How to complete this task: Check every line of the entries that follow, and copy the ones containing "type".

Material supplied:

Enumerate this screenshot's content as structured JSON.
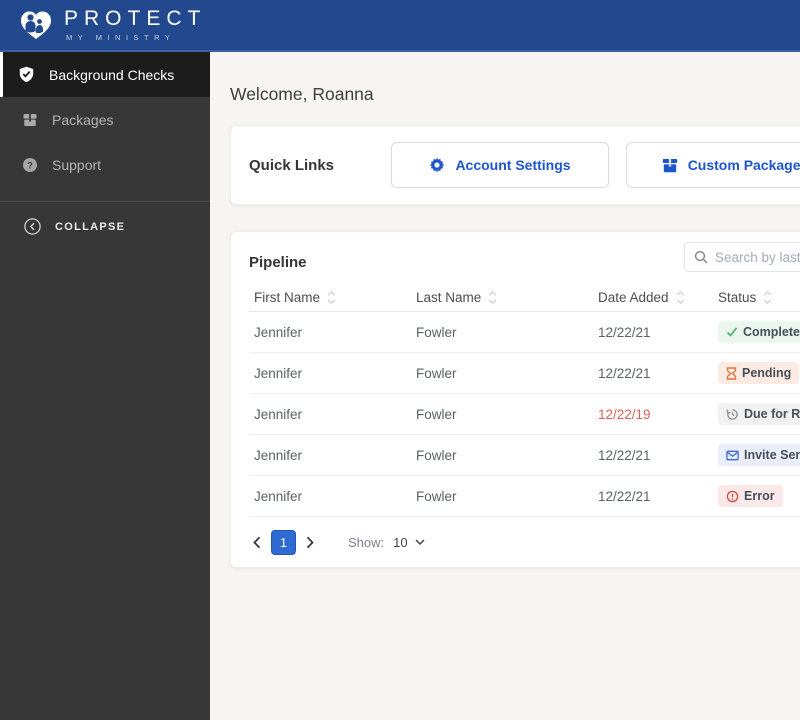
{
  "colors": {
    "header-bg": "#22498e",
    "accent": "#1d56cc",
    "page-bg": "#f7f5f1",
    "sidebar-bg": "#373737",
    "sidebar-active-bg": "#1c1c1c",
    "badge-text": "#474f58",
    "date-alert": "#e06058",
    "page-active-bg": "#2e6ad1",
    "complete-bg": "#eaf6ee",
    "complete-icon": "#4caf6e",
    "pending-bg": "#fcebe2",
    "pending-icon": "#e2733f",
    "rescreen-bg": "#f1f1f2",
    "rescreen-icon": "#8a9097",
    "invite-bg": "#eaeefb",
    "invite-icon": "#3a6bd8",
    "error-bg": "#fbe9e9",
    "error-icon": "#d24848"
  },
  "header": {
    "brand_title": "PROTECT",
    "brand_subtitle": "MY MINISTRY"
  },
  "sidebar": {
    "items": [
      {
        "label": "Background Checks",
        "icon": "shield-check-icon",
        "active": true
      },
      {
        "label": "Packages",
        "icon": "packages-icon",
        "active": false
      },
      {
        "label": "Support",
        "icon": "help-icon",
        "active": false
      }
    ],
    "collapse_label": "COLLAPSE"
  },
  "main": {
    "welcome": "Welcome, Roanna",
    "quick_links": {
      "title": "Quick Links",
      "buttons": [
        {
          "label": "Account Settings",
          "icon": "gear-icon"
        },
        {
          "label": "Custom Packages",
          "icon": "package-icon"
        }
      ]
    },
    "pipeline": {
      "title": "Pipeline",
      "search_placeholder": "Search by last name",
      "columns": [
        "First Name",
        "Last Name",
        "Date Added",
        "Status"
      ],
      "rows": [
        {
          "first_name": "Jennifer",
          "last_name": "Fowler",
          "date_added": "12/22/21",
          "date_alert": false,
          "status": {
            "label": "Complete",
            "type": "complete",
            "icon": "check-icon"
          }
        },
        {
          "first_name": "Jennifer",
          "last_name": "Fowler",
          "date_added": "12/22/21",
          "date_alert": false,
          "status": {
            "label": "Pending",
            "type": "pending",
            "icon": "hourglass-icon"
          }
        },
        {
          "first_name": "Jennifer",
          "last_name": "Fowler",
          "date_added": "12/22/19",
          "date_alert": true,
          "status": {
            "label": "Due for Rescreen",
            "type": "rescreen",
            "icon": "history-icon"
          }
        },
        {
          "first_name": "Jennifer",
          "last_name": "Fowler",
          "date_added": "12/22/21",
          "date_alert": false,
          "status": {
            "label": "Invite Sent",
            "type": "invite",
            "icon": "envelope-icon"
          }
        },
        {
          "first_name": "Jennifer",
          "last_name": "Fowler",
          "date_added": "12/22/21",
          "date_alert": false,
          "status": {
            "label": "Error",
            "type": "error",
            "icon": "error-icon"
          }
        }
      ],
      "pagination": {
        "current_page": "1",
        "show_label": "Show:",
        "page_size": "10"
      }
    }
  }
}
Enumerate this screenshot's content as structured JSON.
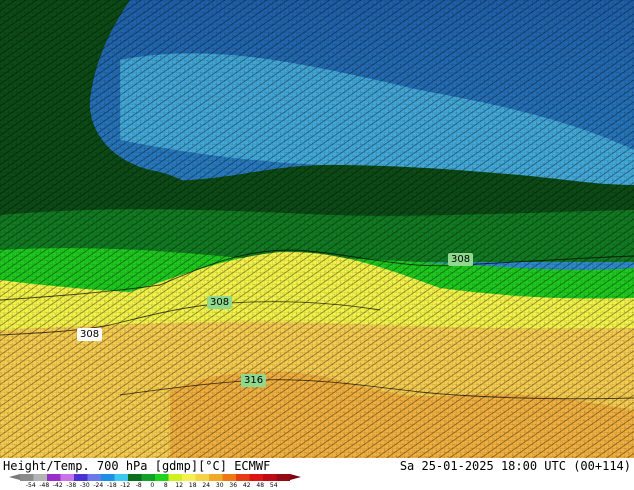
{
  "title": {
    "left": "Height/Temp. 700 hPa [gdmp][°C] ECMWF",
    "right": "Sa 25-01-2025 18:00 UTC (00+114)"
  },
  "contour_labels": [
    {
      "text": "308",
      "bg": "#8fd98f"
    },
    {
      "text": "308",
      "bg": "#8fd98f"
    },
    {
      "text": "308",
      "bg": "#ffffff"
    },
    {
      "text": "316",
      "bg": "#8fd98f"
    }
  ],
  "colorbar": {
    "ticks": [
      "-54",
      "-48",
      "-42",
      "-38",
      "-30",
      "-24",
      "-18",
      "-12",
      "-8",
      "0",
      "8",
      "12",
      "18",
      "24",
      "30",
      "36",
      "42",
      "48",
      "54"
    ],
    "colors": [
      "#8c8c8c",
      "#b4b4b4",
      "#9a2fc8",
      "#c873e6",
      "#4b32d2",
      "#6a7ae8",
      "#1e8fe6",
      "#3cc8f0",
      "#0a6e1e",
      "#12a028",
      "#1ed21e",
      "#d2f01e",
      "#f5f050",
      "#f5d246",
      "#f0aa28",
      "#f07814",
      "#e63c14",
      "#dc1414",
      "#be0a14",
      "#960a14"
    ],
    "arrow_left_color": "#7a7a7a",
    "arrow_right_color": "#7d0010"
  },
  "palette": {
    "deep_blue": "#1f5fa8",
    "mid_blue": "#2c86c8",
    "light_blue": "#4cb8e0",
    "dark_green": "#0c4a16",
    "green": "#127a22",
    "bright_green": "#1fc81f",
    "yellow": "#f2f24a",
    "light_orange": "#f5cc50",
    "orange": "#f0b040"
  }
}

Response:
            "type": "complete",
            "type": "pending",
            "type": "rescreen",
            "type": "invite",
            "type": "error",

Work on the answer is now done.